Along Ben Weir, the jury also gave a special mention to four other artists: Marketa Hlinovska from Prague, Czech Republic (hlinovska.com), Claudia Larcher from Bregenz, Austria (claudialarcher.com), Michiel Huijben from The Netherlands (michielhuijben.nl) and Andreas Schlaegel from Kinshasa, Democratic Republic of Kongo and based in Berlin.
Ben Weir residence
The proposal developed by Ben Weir draws attention to the alterations and extensions that the house has suffered, which have considerably modified the spatial sequence and the original experience of the house, as well as its relation with the limits of the lot. The artist proposed the production of large format models. These objects will reproduce these added and altered fragments of the house. They will be a way of documenting and investigating its current condition, but also a way of questioning the value, necessity or role these alterations have nowadays in the current context of protected heritage building.
In his own words: “The Casa Vilaró didn’t ‘stop’ when it was completed in 1930, it merely began its ongoing dialogue with history. Rather than attempt to solve the issue, or fate, of Casa Vilaró, concerning its unlauded status internationally or its unsympathetic additions, I aim to produce work that will discuss the richness and complexity of its current condition. A singular object has a multitude of histories, and I wish both to unearth and add upon them. In doing so, I hope to bring to the fore wider discussions on how we relate to our architectural heritage.”

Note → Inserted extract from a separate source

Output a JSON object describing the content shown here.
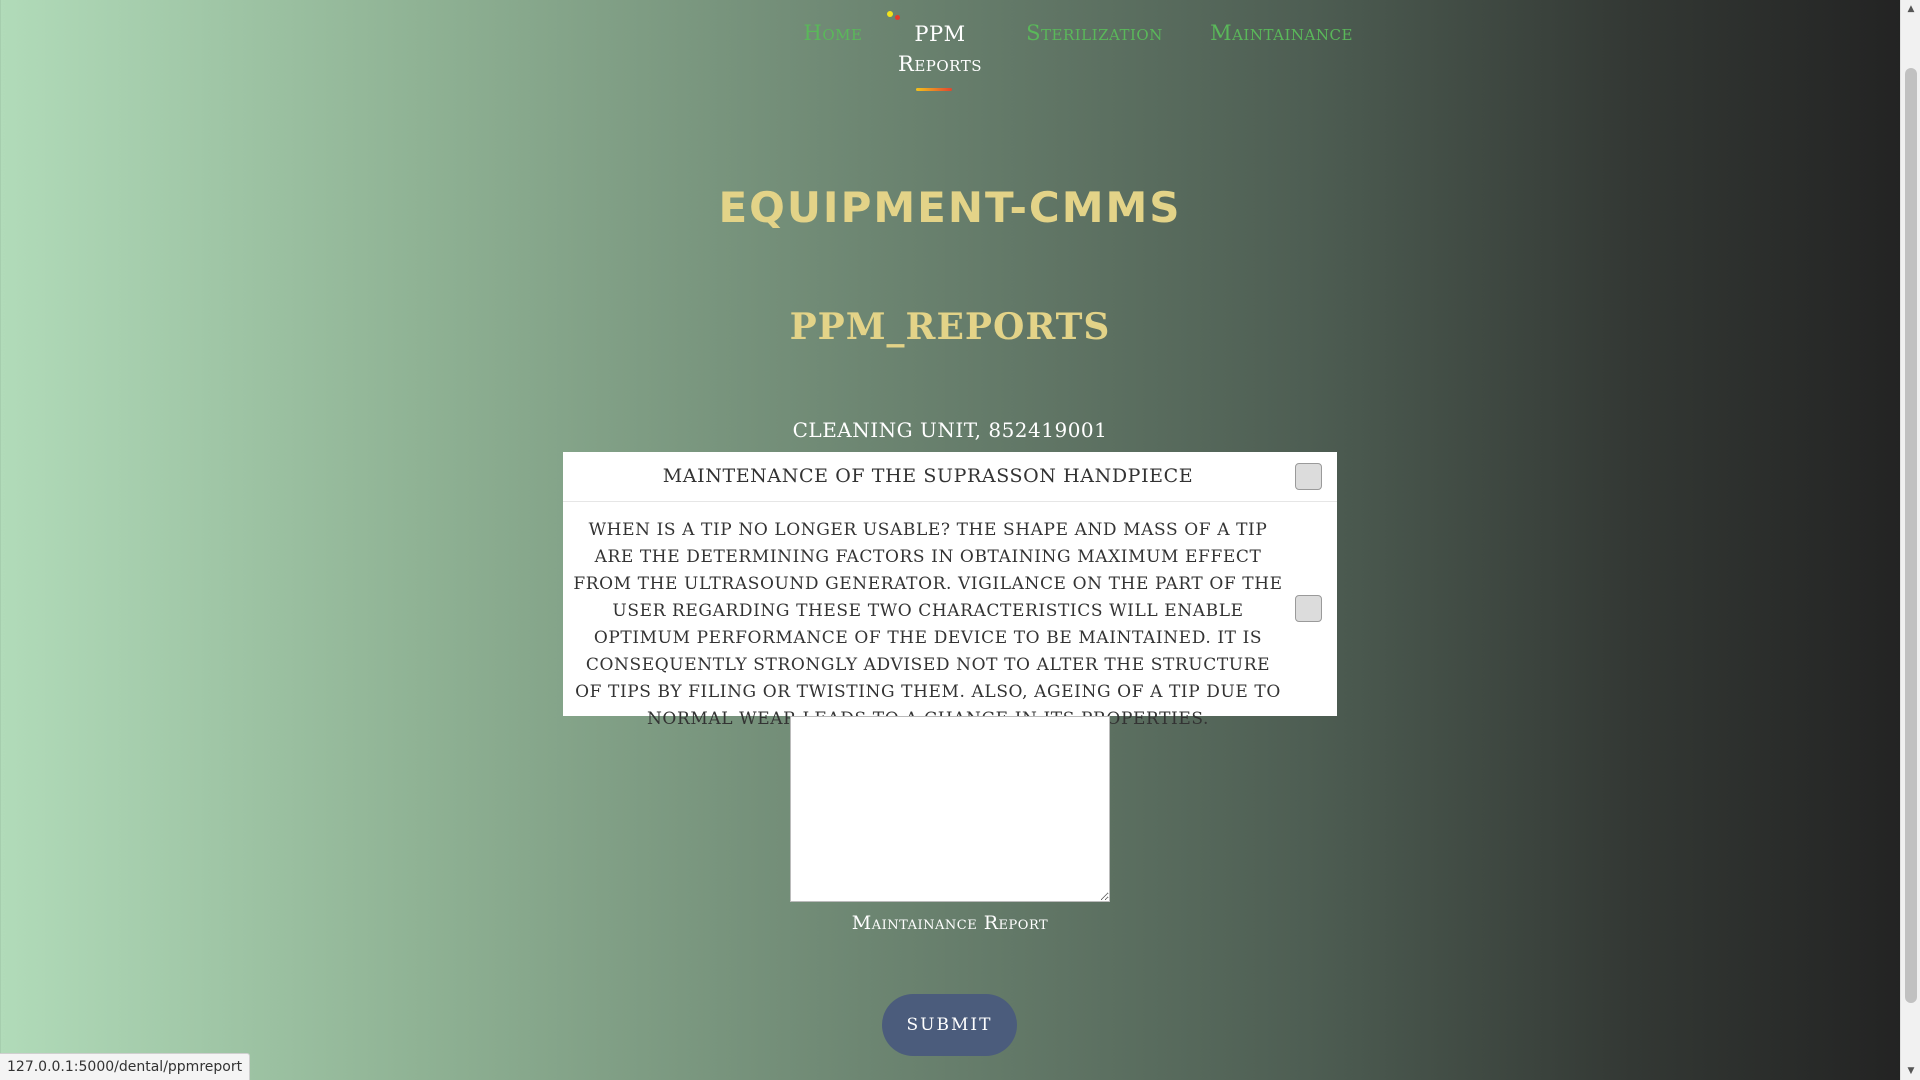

This publication or small catalogue, intends to leave notice that in some moment, an artistic event took place. It illustrates and documents the work conceived by Ben Weir as a result of his artistic residence at Vilaró House, Barcelona, in September 2019, along with a text written by the author that explains his experience, approach and concept behind the art work produced. The images of the models and plinths designed by Ben Weir at the publication were taken in a unique photo session at the Barcelona Pavilion by Mies van der Rohe and Lilly Reich by the photographer José Hevia; for one day, like an unanimated performance, several fragments of that physically changed an imperfect Vilaró House, inhabited and dialogued with the architecture of the pavilion. Like the random visitors of that day, the models silently occupied and temporarily altered its crystal reality.
The catalogue, together with the built models and plinths, the interviews recorded or the articles published, will prolong the outcome of the artistic residence and remain a tangible testimony of that moment of time.
Architecture Week 2020: Conversation with Ben Weir about his residency in Casa Vilaró from 13/5/2020 at 15:00